With decades leading apiculture training behind him, David Woodward has more than his fair-share of beekeeping yarns to share. He took time out to Zoom in with PETE THOMAS who relays a series of yarns, with one particular misadventure during Woodward’s days at Telford standing out.
If anything, 2020 has taught us how to work remotely through the assistance of technology. So, when Dr David Woodward, the Director of Pollination Lab ltd in Mosgiel first appeared on my monitor to confess his own “Sting in the Tale” story, it all seemed quite natural. However, this wasn’t such the case back in 1997 when one particularly memorable event took place.
David had just left Adelaide and landed his first job in New Zealand as the Apiculture tutor at Telford Rural Polytech. Young and eager to impress, he was responsible for several hundred hives while coping with a tide of even more impressionable novice students learning the art of bee manipulation, or possibly not to bee manipulation?
Such was the case when one of David’s students had the misfortune to experience one of his teaching aids getting in under the hood and into the student’s ear. Freaking out and distraught with the buzzing beastie, the student sprinted off down the banks of the Clutha river while smacking himself in the head like a raving lunatic.
On another lesson, David mentioned how warm the inner depths of the hive would feel if you didn’t have any gloves on. “WOULD” being the key word during this demonstration, but that seemed to slip the mind of one spritely student who caught David’s eye in the penultimate second as they jammed their novice arm into a demonstration hive up to their elbow. Remaining calm and collected, David nodded and suggested “that’ll do for now…” to casually divert a near disaster.
These were the days before the health and safety we know today. When the use of flat deck Bedford trucks ruled the road and not a nylon tie-down in sight. A period when Boy Scout 101 knot-tying was a prerequisite for any aspiring beekeeper, which probably appeared soon after one particular venture upon David’s curriculum during that Summer in 97’…
David rallied up his students one evening to transfer several dozen nucs from Clydevale as part of a queen rearing routine for the course. It was “a bit of a Flintstone affair” according to him with the old Bedford truck teetering around corners under heavy load and a strange affair of odd-shaped nuc boxes on the back. His students’ either rode in the cab or bounced on deck under a cover wearing a haberdashery of donated bee suits.

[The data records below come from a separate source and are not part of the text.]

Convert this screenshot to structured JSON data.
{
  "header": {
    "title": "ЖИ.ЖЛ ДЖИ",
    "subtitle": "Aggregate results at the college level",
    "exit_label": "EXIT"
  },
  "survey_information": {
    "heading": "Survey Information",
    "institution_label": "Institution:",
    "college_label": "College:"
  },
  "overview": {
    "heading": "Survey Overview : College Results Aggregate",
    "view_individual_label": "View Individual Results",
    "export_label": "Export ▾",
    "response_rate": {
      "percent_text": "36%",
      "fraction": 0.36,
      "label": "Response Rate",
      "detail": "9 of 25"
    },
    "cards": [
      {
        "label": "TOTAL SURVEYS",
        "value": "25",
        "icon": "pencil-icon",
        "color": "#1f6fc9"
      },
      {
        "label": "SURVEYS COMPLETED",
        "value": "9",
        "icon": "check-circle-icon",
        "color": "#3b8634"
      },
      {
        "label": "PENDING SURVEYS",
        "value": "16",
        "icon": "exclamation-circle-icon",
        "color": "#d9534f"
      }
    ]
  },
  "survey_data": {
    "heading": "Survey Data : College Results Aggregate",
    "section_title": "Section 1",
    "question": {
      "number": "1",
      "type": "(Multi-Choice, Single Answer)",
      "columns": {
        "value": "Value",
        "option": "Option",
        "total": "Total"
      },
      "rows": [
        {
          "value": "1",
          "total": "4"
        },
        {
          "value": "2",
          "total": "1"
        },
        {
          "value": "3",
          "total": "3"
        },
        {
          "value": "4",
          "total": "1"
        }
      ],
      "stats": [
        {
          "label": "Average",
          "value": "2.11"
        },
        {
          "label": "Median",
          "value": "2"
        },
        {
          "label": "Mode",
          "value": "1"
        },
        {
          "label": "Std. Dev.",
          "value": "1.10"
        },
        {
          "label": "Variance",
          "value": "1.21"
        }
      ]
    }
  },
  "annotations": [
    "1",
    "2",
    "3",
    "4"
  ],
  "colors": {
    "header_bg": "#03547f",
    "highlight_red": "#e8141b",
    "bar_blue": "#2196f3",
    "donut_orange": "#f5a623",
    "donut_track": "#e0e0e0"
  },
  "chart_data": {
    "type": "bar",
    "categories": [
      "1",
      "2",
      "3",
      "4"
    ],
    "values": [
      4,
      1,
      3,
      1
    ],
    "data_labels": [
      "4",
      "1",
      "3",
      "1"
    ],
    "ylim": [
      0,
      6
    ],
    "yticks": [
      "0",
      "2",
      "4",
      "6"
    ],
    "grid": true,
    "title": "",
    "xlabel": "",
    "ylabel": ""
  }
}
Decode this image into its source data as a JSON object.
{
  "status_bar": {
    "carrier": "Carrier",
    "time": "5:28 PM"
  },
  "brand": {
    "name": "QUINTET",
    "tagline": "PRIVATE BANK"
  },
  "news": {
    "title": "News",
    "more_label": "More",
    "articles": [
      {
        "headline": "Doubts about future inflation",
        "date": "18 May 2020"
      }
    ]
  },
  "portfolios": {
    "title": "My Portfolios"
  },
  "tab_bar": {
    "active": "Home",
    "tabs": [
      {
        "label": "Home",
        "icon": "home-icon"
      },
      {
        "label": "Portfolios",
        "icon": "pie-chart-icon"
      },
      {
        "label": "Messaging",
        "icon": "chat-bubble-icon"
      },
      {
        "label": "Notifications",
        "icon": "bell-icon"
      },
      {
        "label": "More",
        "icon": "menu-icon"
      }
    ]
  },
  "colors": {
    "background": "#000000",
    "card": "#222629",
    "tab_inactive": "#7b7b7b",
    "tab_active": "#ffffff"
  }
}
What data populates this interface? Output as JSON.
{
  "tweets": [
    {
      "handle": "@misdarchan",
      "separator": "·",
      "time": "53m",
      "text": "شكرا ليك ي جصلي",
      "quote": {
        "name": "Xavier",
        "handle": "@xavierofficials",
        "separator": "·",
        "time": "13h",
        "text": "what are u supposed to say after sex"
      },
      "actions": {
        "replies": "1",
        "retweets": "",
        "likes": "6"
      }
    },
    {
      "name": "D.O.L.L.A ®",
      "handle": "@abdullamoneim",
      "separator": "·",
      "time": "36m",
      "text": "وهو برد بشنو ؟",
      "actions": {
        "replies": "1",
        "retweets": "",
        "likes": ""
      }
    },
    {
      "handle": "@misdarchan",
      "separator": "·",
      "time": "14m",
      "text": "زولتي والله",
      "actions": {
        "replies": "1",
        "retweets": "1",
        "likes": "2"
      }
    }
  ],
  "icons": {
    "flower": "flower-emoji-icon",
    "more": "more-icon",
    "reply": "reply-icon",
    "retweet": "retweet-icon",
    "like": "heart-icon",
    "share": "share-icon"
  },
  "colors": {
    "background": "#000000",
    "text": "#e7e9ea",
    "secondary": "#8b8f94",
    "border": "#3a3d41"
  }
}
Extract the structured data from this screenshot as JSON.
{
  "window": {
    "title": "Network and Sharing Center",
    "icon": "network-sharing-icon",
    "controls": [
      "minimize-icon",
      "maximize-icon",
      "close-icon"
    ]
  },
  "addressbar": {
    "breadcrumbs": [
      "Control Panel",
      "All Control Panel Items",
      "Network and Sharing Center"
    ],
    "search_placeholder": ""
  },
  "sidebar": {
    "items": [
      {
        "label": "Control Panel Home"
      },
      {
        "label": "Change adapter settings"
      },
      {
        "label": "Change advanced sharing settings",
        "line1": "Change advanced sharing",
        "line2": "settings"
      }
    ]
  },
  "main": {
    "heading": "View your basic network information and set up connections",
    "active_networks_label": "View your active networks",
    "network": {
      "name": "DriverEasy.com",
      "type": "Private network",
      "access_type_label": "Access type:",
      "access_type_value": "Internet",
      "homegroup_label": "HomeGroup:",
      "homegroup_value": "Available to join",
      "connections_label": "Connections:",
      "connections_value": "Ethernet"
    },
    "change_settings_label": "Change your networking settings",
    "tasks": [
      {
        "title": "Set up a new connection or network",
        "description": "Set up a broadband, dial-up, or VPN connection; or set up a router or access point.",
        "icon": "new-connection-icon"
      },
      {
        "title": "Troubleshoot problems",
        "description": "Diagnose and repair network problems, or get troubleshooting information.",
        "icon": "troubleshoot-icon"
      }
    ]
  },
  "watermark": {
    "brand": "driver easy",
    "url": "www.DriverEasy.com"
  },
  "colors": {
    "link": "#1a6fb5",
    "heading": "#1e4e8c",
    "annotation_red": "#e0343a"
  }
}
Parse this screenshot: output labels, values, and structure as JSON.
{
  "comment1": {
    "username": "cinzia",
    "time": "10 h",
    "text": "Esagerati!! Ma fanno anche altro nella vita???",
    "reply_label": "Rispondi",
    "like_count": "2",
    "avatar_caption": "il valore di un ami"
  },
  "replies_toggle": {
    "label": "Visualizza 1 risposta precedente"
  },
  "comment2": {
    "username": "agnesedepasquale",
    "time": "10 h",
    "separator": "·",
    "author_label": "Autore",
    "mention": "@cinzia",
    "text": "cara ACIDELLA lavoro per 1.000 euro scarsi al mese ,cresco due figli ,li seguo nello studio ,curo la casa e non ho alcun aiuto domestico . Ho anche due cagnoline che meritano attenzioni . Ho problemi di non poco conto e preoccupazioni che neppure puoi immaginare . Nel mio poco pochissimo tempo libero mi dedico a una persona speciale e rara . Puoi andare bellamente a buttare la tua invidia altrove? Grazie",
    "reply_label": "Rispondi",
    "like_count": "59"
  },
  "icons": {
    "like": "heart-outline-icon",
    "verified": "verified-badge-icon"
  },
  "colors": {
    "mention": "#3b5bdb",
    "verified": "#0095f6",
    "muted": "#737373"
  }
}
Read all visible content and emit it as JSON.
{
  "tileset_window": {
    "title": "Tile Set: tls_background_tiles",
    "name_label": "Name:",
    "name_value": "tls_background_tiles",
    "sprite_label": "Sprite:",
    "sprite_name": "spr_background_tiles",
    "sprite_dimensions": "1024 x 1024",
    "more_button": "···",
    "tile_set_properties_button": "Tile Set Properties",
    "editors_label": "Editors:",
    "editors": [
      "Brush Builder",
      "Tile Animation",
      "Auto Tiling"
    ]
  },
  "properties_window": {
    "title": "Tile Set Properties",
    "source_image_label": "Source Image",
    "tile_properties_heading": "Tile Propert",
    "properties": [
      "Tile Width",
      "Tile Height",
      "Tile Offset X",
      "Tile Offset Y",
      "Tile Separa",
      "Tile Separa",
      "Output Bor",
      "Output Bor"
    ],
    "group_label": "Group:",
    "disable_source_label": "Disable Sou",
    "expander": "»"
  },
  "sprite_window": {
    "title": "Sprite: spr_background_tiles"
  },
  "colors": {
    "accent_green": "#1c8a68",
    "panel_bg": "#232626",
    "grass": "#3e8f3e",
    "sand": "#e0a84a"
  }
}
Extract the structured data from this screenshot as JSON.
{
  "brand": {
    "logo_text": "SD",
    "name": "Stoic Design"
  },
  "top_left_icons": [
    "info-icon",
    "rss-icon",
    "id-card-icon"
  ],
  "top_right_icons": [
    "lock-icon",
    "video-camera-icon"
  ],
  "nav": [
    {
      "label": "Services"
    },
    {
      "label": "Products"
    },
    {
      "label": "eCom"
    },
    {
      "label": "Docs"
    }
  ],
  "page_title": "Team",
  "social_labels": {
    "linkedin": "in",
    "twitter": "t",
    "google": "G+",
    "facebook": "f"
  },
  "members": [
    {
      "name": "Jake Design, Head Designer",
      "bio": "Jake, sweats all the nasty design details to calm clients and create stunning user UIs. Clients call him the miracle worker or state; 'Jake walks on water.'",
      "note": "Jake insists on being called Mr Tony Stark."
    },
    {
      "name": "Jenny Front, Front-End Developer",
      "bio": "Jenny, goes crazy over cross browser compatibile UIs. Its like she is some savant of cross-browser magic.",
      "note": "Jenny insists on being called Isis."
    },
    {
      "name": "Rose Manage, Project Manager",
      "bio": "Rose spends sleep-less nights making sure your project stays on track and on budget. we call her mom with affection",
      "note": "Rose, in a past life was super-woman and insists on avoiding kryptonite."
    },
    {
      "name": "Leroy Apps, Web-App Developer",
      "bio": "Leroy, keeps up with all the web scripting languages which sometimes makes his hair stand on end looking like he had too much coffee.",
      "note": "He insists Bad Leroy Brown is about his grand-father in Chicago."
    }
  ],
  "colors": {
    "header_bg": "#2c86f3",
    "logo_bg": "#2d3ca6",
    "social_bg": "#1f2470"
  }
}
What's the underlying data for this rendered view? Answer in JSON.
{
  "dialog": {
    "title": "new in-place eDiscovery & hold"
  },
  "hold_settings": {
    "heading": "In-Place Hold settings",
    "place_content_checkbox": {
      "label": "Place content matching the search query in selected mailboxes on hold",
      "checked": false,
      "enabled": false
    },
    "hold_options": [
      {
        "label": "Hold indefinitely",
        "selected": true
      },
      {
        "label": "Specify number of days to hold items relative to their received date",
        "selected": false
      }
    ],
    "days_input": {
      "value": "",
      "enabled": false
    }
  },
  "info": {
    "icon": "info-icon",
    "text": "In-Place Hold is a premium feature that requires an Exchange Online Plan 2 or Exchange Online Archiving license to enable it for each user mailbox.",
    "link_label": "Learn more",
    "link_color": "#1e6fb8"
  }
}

Despite their cobbled together state, their mission to retrieve the hives from the rural outpost up the Clutha valley appeared to go without a hitch. So, David thought nothing else of it when he returned to the polytech, weary of the work and effort, but nonetheless content.
So, once they placed all of the nucs down with the rest of the donated equipment, David thought nothing more other than they appeared somewhat less when gathered up together. Apparently he had a great sleep that night to awake fresh and prepared for the next day of adventure at “the poly”.
At 8am his covert mission was unleashed to the world when the receptionist informed David about an announcement on Big Radio about some hives scattered across the road in the centre of town!
Without hesitation he grabbed his student crew by the scruff of their necks, jammed them into the cab of the truck and rushed off like Barney Rubble to where the accident took place. As he rounded the corner, he probably muttered some new learnings to his unlearned crew when he saw the road carnage out in front of a local community centre. By now a small, but slowly growing, group of curious bystanders were gravitating toward the mess.
As you can now doubt imagine, there were agitated bees flying everywhere, gathering increasing attention from uneducated members of the public. The distinct and bulbous Bedford truck rolled up to the disaster where his motley crew needed first to usher the stubbie-wearers and gawkers away from harm before trying to collect broken nucs and sticky honey from the roadside.
In the distance, a lunatic was spotted running down the creek, whacking himself in the head…